In the performing arts, front of house (FOH) is the part of a performance venue that is open to the public. In theatres and live music venues, it consists of the auditorium and foyers, as opposed to the stage and backstage areas. In a theatre, the front of house manager is responsible for welcoming guests, refreshments, and making sure the auditorium is set out properly. By contrast, back of house (BOH) refers to any operations that are not visible to the audience, such as props management, costume design, stage set fabrication, lighting control, and other support functions.
Both terms are also used in the restaurant, hospitality, and retailing industries. "Back of house" refers to any work operations that do not have direct customer contact. Examples include cooking, dishwashing, cleaning, shipping and receiving, maintenance and repairs, accounting, and other indirect support tasks which are not usually visible to customers.
Sound operators, excluding the monitor engineers, are normally positioned in a small sectioned-off area front-of-house, surrounded by the audience or at the edge of the audience area. From this position they have unobstructed listening and a clear view of the performance, enabling the operation of the main speaker system, show control consoles and other equipment. In this case "front of house" can refer to both the general audience/public area or to the specific small section from where the show is mixed.
The front of house speakers are the main speakers that cover the audience, and the front of house desk is the desk that generates the front of house audio mix. In smaller venues the front of house desk may also produce foldback (monitor) mixes for the monitor speakers onstage, whereas in larger venues there will normally be a second mixing desk for monitor control positioned just off the side of the main stage. The audio engineer that designs the front of house sound system and puts it into place for the show/event is the system engineer, and this role is often separate from the person who operates the mixing desk who is often employed by the band directly on larger tours or employed by the venue for smaller tours. The touring engineer is usually assisted by a house sound engineer (employed by the venue) who will be familiar with the installed system of the venue.
In stage lighting, any lighting fixtures that are on the audience side of the proscenium arch are referred to as being FOH. The lighting operator may also be located in the audience area as well, but are often in a lighting booth.

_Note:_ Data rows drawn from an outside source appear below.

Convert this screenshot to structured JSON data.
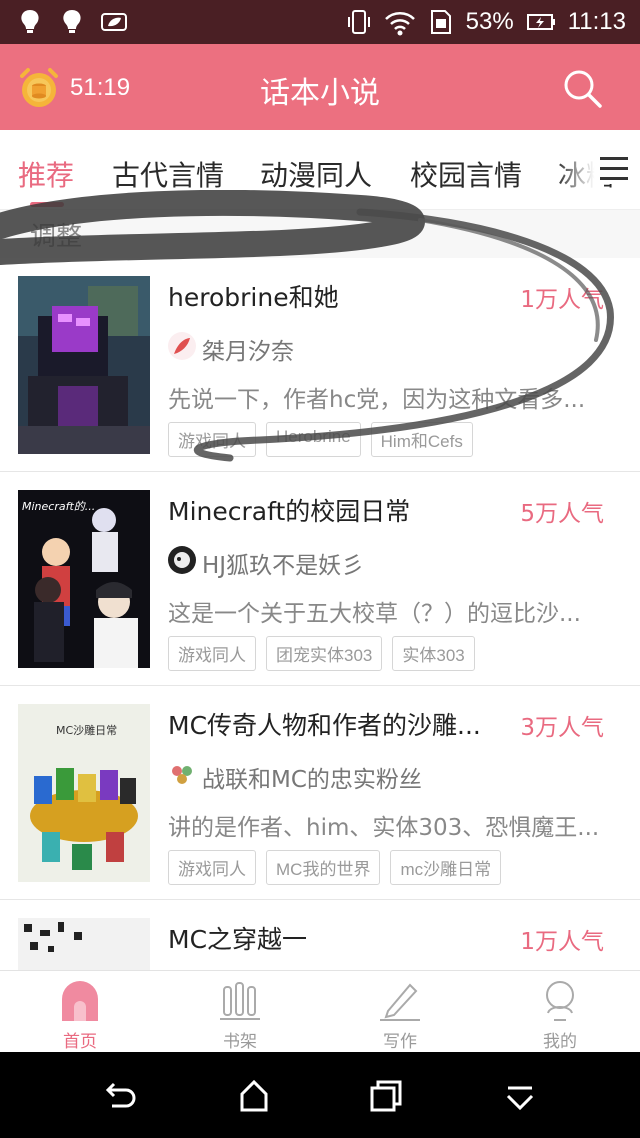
{
  "status_bar": {
    "battery": "53%",
    "time": "11:13"
  },
  "header": {
    "timer": "51:19",
    "title": "话本小说"
  },
  "tabs": [
    {
      "label": "推荐"
    },
    {
      "label": "古代言情"
    },
    {
      "label": "动漫同人"
    },
    {
      "label": "校园言情"
    },
    {
      "label": "冰糖"
    }
  ],
  "hint": {
    "text": "调整"
  },
  "books": [
    {
      "title": "herobrine和她",
      "popularity": "1万人气",
      "author": "桀月汐奈",
      "description": "先说一下，作者hc党，因为这种文看多...",
      "tags": [
        "游戏同人",
        "Herobrine",
        "Him和Cefs"
      ]
    },
    {
      "title": "Minecraft的校园日常",
      "popularity": "5万人气",
      "author": "HJ狐玖不是妖彡",
      "description": "这是一个关于五大校草（？）的逗比沙...",
      "tags": [
        "游戏同人",
        "团宠实体303",
        "实体303"
      ]
    },
    {
      "title": "MC传奇人物和作者的沙雕...",
      "popularity": "3万人气",
      "author": "战联和MC的忠实粉丝",
      "description": "讲的是作者、him、实体303、恐惧魔王...",
      "tags": [
        "游戏同人",
        "MC我的世界",
        "mc沙雕日常"
      ],
      "cover_caption": "MC沙雕日常"
    },
    {
      "title": "MC之穿越一",
      "popularity": "1万人气"
    }
  ],
  "bottom_nav": [
    {
      "label": "首页"
    },
    {
      "label": "书架"
    },
    {
      "label": "写作"
    },
    {
      "label": "我的"
    }
  ],
  "colors": {
    "accent": "#e96a80",
    "header": "#ec7080",
    "status_bar": "#4a1f24"
  },
  "cover_2_caption": "Minecraft的..."
}
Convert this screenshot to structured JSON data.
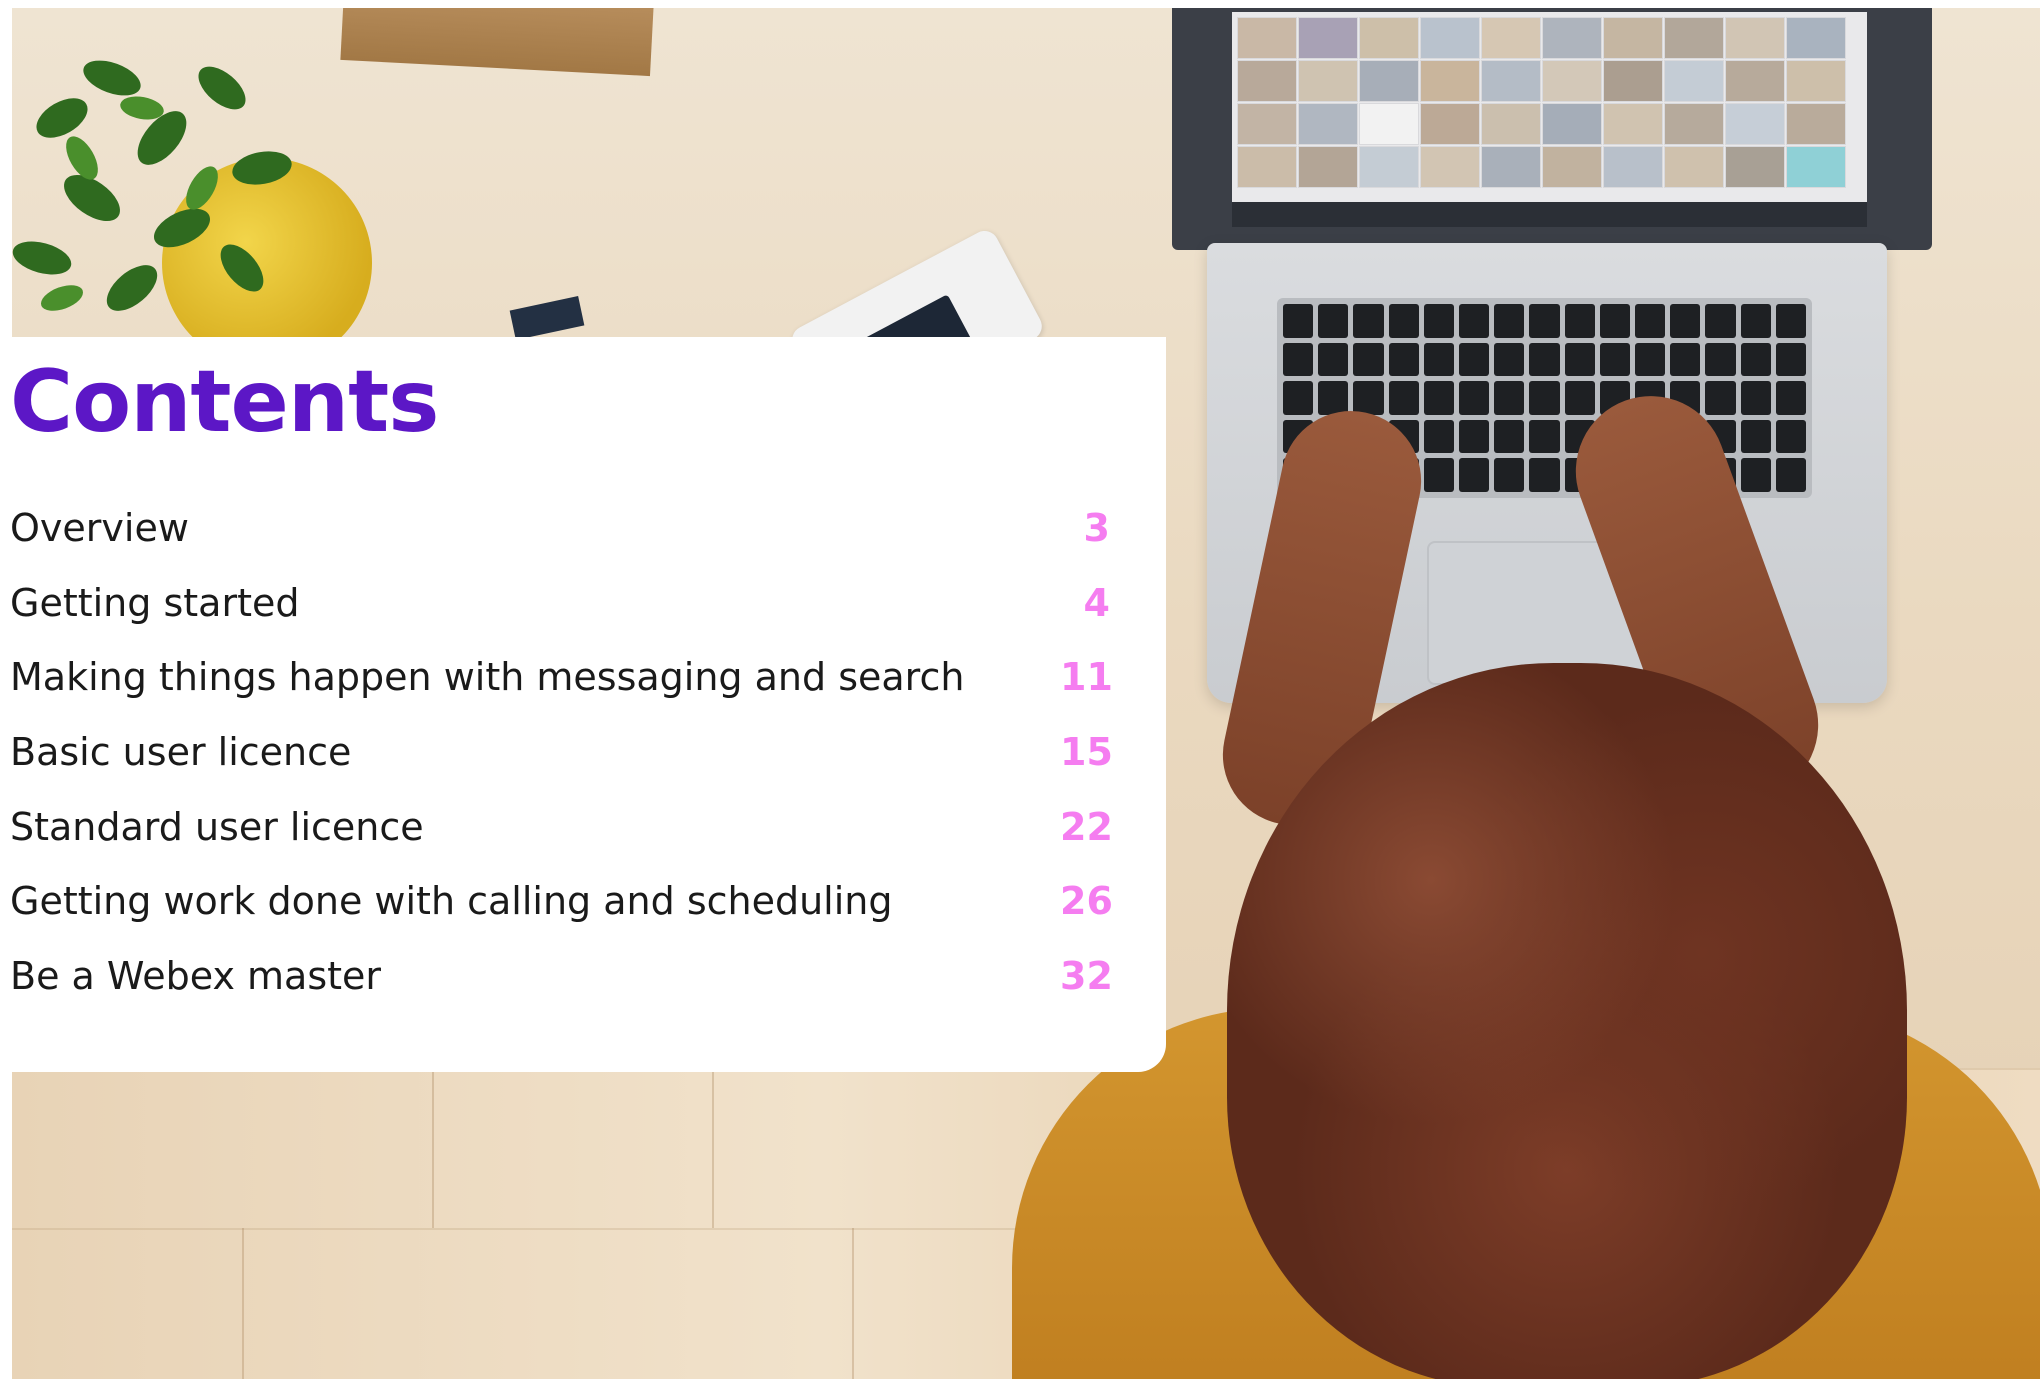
{
  "document": {
    "title": "Contents",
    "toc": [
      {
        "label": "Overview",
        "page": "3"
      },
      {
        "label": "Getting started",
        "page": "4"
      },
      {
        "label": "Making things happen with messaging and search",
        "page": "11"
      },
      {
        "label": "Basic user licence",
        "page": "15"
      },
      {
        "label": "Standard user licence",
        "page": "22"
      },
      {
        "label": "Getting work done with calling and scheduling",
        "page": "26"
      },
      {
        "label": "Be a Webex master",
        "page": "32"
      }
    ]
  },
  "colors": {
    "title": "#5c17c6",
    "page_numbers": "#f57df0",
    "body_text": "#1a1a1a"
  },
  "background_image": {
    "icons": [
      "potted-plant-icon",
      "laptop-icon",
      "video-call-grid-icon",
      "keyboard-icon"
    ]
  }
}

This term can also refer to the individuals whose primary work is dealing with patrons, including house managers, ticket vendors, bartenders, merchandise vendors, ushers, and museum attendants.